In the last municipal election, only about 30 per cent of residents actually voted and with most council meetings scheduled during the day, it’s difficult for the majority of residents to attend.

Another setback for some people is that they have no one to watch their kids if they attend a council meeting. Councillor Charmaine Williams (Ward 7/8) hopes to fix that by providing cost-effective child care options during council meetings so parents can attend and participate.

“We need to build bridges to democracy and we need to be encouraging families to participate,” says Williams. “I think it’s important that we as a city break down any barriers that prevent families from participating in all of this — the decisions that we make here in the city.”

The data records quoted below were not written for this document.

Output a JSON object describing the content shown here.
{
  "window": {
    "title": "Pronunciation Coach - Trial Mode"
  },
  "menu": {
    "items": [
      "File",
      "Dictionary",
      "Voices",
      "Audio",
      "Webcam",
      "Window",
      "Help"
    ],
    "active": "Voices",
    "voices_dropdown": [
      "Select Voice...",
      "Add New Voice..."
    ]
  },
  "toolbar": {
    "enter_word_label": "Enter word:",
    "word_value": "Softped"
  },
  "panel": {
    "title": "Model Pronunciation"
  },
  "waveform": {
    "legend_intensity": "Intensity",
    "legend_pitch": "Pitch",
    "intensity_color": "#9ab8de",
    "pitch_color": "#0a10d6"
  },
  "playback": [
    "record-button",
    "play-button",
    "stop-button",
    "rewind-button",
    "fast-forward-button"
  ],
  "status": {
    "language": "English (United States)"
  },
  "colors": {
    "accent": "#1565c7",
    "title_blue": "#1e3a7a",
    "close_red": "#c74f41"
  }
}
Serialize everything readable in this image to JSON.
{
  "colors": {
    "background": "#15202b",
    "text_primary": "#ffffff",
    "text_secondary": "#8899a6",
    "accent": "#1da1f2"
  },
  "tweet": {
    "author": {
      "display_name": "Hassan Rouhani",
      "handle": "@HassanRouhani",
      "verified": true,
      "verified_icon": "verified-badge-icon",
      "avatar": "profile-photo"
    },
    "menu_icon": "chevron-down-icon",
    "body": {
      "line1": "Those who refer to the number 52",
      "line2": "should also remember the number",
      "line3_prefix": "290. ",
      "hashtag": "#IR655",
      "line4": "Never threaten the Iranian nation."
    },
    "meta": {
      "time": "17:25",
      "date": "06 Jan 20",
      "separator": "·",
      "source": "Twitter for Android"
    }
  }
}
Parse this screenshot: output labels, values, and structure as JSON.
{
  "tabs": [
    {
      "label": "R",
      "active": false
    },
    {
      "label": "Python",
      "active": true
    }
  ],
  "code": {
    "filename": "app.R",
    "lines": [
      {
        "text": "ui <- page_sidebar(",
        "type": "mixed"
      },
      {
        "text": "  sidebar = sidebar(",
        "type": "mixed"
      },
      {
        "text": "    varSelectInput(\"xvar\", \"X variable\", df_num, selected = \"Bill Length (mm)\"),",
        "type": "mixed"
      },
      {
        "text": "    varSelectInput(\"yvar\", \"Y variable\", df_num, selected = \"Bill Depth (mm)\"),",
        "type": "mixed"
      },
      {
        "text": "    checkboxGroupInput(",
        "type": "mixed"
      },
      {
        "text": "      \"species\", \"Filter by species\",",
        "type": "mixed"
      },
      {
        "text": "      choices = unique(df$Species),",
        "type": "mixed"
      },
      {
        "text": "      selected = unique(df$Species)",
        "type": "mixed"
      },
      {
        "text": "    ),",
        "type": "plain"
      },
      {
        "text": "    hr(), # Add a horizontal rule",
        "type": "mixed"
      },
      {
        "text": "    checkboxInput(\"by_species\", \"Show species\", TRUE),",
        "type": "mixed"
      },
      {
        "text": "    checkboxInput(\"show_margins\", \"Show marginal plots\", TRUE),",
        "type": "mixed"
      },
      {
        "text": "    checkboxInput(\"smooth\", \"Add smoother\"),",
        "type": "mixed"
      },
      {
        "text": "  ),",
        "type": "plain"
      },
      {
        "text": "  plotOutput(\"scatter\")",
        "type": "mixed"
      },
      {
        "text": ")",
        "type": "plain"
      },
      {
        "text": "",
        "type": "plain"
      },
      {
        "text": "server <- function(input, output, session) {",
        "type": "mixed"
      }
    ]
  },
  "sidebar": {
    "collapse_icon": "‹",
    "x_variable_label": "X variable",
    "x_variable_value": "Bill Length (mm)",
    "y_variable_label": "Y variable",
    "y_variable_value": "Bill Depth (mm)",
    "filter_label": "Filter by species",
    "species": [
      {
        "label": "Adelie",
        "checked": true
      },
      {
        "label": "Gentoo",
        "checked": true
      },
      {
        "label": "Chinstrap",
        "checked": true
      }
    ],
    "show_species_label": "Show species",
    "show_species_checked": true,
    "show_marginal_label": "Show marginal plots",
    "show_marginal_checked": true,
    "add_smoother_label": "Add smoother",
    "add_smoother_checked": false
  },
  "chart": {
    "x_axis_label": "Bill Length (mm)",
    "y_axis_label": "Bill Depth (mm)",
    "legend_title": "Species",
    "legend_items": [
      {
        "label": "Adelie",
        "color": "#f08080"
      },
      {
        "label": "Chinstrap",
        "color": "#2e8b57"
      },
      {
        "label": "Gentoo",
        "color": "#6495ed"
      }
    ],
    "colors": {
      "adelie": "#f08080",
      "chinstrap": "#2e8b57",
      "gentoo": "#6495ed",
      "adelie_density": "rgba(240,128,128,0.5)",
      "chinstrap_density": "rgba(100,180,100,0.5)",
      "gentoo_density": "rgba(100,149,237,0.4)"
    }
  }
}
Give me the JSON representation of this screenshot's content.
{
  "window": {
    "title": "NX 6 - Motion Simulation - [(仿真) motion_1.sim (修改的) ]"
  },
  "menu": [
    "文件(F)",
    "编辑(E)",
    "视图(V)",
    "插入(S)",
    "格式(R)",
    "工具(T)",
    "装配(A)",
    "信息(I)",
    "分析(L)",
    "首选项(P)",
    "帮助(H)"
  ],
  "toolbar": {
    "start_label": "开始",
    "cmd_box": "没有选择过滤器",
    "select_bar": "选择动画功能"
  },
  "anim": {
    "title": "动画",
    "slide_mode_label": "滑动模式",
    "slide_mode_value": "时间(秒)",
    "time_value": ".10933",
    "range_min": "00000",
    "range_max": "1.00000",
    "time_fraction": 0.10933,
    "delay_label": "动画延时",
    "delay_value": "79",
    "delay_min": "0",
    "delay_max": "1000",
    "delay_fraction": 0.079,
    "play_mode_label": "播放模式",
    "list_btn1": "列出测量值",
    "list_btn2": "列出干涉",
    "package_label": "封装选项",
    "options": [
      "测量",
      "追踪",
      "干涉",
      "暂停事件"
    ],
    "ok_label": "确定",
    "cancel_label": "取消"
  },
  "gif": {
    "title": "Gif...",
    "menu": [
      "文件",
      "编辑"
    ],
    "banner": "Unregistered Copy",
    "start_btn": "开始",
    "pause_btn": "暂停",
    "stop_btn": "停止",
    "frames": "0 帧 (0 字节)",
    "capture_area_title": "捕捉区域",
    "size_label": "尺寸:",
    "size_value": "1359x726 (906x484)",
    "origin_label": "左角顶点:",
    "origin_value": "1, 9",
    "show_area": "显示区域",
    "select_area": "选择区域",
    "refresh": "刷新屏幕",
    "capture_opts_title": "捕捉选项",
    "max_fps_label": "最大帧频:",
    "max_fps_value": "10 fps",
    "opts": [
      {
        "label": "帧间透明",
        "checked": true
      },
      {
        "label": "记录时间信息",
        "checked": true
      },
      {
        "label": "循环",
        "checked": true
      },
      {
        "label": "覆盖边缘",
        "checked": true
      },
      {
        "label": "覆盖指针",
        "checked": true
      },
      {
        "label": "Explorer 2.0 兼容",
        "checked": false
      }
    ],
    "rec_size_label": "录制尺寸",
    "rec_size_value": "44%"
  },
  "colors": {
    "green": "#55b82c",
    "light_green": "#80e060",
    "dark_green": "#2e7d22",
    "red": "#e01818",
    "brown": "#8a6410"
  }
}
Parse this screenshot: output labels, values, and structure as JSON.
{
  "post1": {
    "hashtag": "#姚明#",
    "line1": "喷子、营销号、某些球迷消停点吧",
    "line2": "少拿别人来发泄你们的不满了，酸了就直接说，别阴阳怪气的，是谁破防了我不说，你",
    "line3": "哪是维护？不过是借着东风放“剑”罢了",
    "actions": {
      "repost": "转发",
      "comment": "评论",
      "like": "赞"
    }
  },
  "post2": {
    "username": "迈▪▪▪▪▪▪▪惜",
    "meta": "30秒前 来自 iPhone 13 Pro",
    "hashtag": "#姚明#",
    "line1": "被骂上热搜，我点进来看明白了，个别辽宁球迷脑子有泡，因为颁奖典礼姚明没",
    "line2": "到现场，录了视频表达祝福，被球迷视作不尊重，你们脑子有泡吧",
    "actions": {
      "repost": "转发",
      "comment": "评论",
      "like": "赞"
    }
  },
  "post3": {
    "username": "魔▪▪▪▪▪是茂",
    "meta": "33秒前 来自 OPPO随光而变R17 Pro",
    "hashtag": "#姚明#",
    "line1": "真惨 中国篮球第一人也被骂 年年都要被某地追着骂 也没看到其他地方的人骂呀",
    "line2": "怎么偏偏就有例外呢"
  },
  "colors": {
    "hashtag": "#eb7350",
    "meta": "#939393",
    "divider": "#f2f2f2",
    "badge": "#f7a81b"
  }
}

Williams, who is herself a mom of 5, says she’s heard from constituents that they want to be more engaged with council. She says the recent cannabis debate is an instance where childcare may have given more residents the opportunity to have their voices heard.

Williams put forward a motion at council to have city staff examine the possibility. Staff estimates that offering childcare during meetings could cost somewhere in the ballpark of $38,000 per year, which works out to about $1,000 per council meeting.

Child care would be offered during council and committee of council meetings and parents would have the option to schedule drop-offs.

Currently, there is no available space at city hall so staff will look at the possibility of partnering with the YMCA on Union Street as one of the options.

The idea has garnered support on council but isn’t without its criticisms. Councillor Gurpreet Dhillon says he doesn’t think it isa sound investment using taxpayers dollars.”

Dhillon says that since constituents can already communicate with council members through email, phone or traditional mail, he doesn’t see the program as necessary.

In the past, similar programs have been offered through rec centres but haven’t generated enough interest and were eventually cancelled. Williams disagrees and says she believes that if the option is available and if the public knows, they’ll utilize it.

A new report will be brought before council in the next few weeks outlining options.